Ideally your mother should see a neurologist with a special interest in movement disorders but this depends on whether you live near a large town or out in the stix. Some people in my age group (I'm 73) are dealt with by a Geriatrician with a particular interest in PD.

When you do see a neurologist its my impression that you are lucky if you get more than a few minutes even at the point of diagnosis. So make sure you have written down what you want to know because they are not very forthcoming partly because people's symptoms, progress and reaction to medication vary a great deal so they may not be in a position to give a definitive answer, and partly because the old fashioned Consultant as God attitude seems to persist in neurology, so that they don't seem to feel any duty to explain themselves. The Parkinsons nurses which many areas have, usually have more time to discuss things and the neuro is usually only too happy to pass you on to them for ongoing management of the condition. The helpline top left can let you know if there is one in your area and can give a great deal more information besides.

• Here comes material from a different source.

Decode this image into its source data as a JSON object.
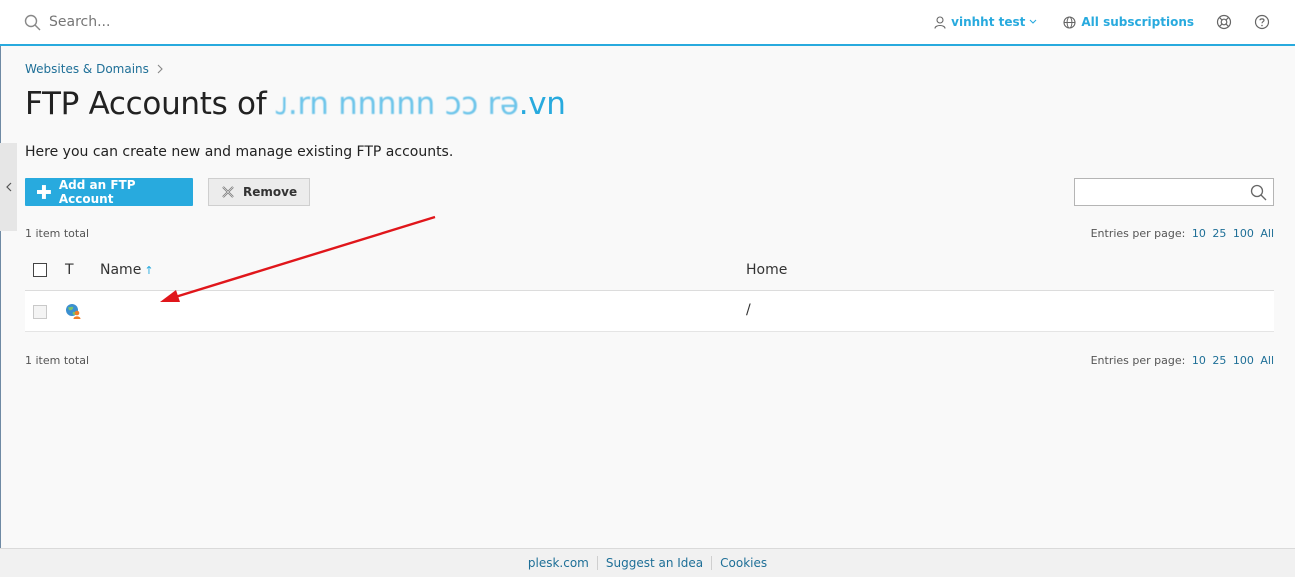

Let us know how you get on - its all good information for others who find themselves cast adrift so to speak

Best wishes

#6
Hi
I can certainly recommend you getting yourself a Parkinson Nurse . Mine is a godsend to me , making me feel as though I'm not on my own in facing this illness . She's always available on the end of the phone to offer advice or other help and indeed visited me at home when I couldn't make a hospital appointment .

#7
Thank you everyone for your advice and welcome. I hadn't had the chance to log back on due to all the events at home.

After a few weeks of taking Sinemet my mum's GP decided that she had to stop taking it and the dose was gradually reduced - for the last 5 days she has had no Parkinson's medication. The reasoning being that the GP wanted to see if her aggression and moodiness was a side-effect of Sinemet or not.

Her mobility has of course now reduced, she is struggling to walk and is very shaky and she has spent the last 24 hours in distress and in a very bad mood. The GP has said he's going to make an urgent referral to a psychiatrist for her and until that appointment has happened he won't give her an alternative to Sinemet or put her back on it.

We're at a bit of a loss really, it feels like we're just going to have sit tight and try to cope until this appointment arrives. I don't understand how the hospital seem to have one opinion and yet the GP has now put things on hold and is going down a different route. It's very tiring but I can't begin to imagine how my mum is feeling :(

#8
the NHS is a great concept but sometimes(often?) in practice its complete crap.
why your mother should be sent to a psychiatrist rather than back to the neurologist who gave her the drugs in the first place (presuming there was one?) is beyond me. now there will be three people diagnosing and medicating instead of two. the resulting chaos is predictable. how a gp can cancel a specialists prescription and then send the patient on to another person is unbelievable. i thank god i've moved to australia. you might want to consider that as an option!